So, what's next on the console wish list? There is quite a bit actually, but discounting the rare or hard to find in Australia (like the Vectrex or 3DO) the two I really want is the SEGA Master System and SEGA Saturn. I might try to do the same thing with the Master System and buy one broken, but that's only because it's cartridge based. I would love to buy a broken SEGA Saturn and try and repair it, but systems that run on disks and use laser assemblies seem to be a lot harder to fix. Once a laser assembly goes, it really goes.

Thursday, February 11, 2016

Video: Jeremy McGrath Supercross 2000 for Dreamcast Review

It's been a long time since I've done a Dreamcast game review and for some reason, I chose this. Don't ask me why.
It was mentioned in the first ever blogpost here, though (if anyone finds that interesting).

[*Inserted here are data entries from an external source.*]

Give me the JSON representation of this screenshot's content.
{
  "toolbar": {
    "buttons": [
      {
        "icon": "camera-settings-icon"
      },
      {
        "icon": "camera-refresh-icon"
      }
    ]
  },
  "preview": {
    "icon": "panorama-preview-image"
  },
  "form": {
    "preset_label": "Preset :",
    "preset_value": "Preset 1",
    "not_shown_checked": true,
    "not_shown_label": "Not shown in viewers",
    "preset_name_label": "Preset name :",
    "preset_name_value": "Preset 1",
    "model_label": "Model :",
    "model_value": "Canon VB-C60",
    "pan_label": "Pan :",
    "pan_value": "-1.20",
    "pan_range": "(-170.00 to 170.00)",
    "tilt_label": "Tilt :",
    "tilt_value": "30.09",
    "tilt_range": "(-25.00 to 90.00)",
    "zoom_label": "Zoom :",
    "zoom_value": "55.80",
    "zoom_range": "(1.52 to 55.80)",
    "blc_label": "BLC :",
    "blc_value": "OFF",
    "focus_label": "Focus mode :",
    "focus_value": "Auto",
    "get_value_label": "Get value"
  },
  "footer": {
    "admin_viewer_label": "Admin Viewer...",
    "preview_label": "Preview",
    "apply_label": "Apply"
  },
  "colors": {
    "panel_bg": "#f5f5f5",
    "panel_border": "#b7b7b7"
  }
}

Wednesday, February 10, 2016

Video: Restoring an NES [Pt. 1]: 72 Pin Connector Replacement & Lockout Chip Deactivation

This was not supposed to be a series but life's not perfect and sometimes multiple problems with 30-year-old hardware arises. But hey, at least by the end of this episode it ACTUALLY plays games! It's a start... stay tuned for Part II.

Thursday, February 4, 2016

Video: Top Gear Overdrive for N64 Review

A few years ago I reviewed Top Gear Rally - which didn't exactly receive a positive reaction from myself. Viewers didn't seem to agree with me, so let's check out its sequel and see if things have improved!

Tuesday, February 2, 2016

Retro Scan: c1995 Dick Smith PC Advert

Following on from that Harvey Norman scan I posted a little while ago, here's a scan from it's major competitor (at the time anyway), Dick Smith!
Sadly, Dick Smith isn't doing so well these days having gone into receivership and all - but putting aside the negative aspect of this business in its current state I think it's important to remember just what a fantastic company it used to be. I always loved going to my local Dick Smith as a young boy; so much so, in fact, that it eventually led to me working there for four years! Those days are behind me now and sadly so are the glory days of DSE, but it left a legacy which I think is important to remember.

Taking a look at this particular advert, we're shown the 'Computer Easy Customer Care Plan'. This offers such incentives to get into computing such as free installation, free training and a whole heap of other cool stuff (like 12 months of free bulletin board access).
A lot of the popular brands at the time are mentioned too, such as IBM, Compaq, HP, Microsoft and DSX. I googled around and wasn't able to find much about DSX, but I'm assuming it's a part of Dick Smith's home brand considering the use of DS. Who knows, though, that just could be a coincidence.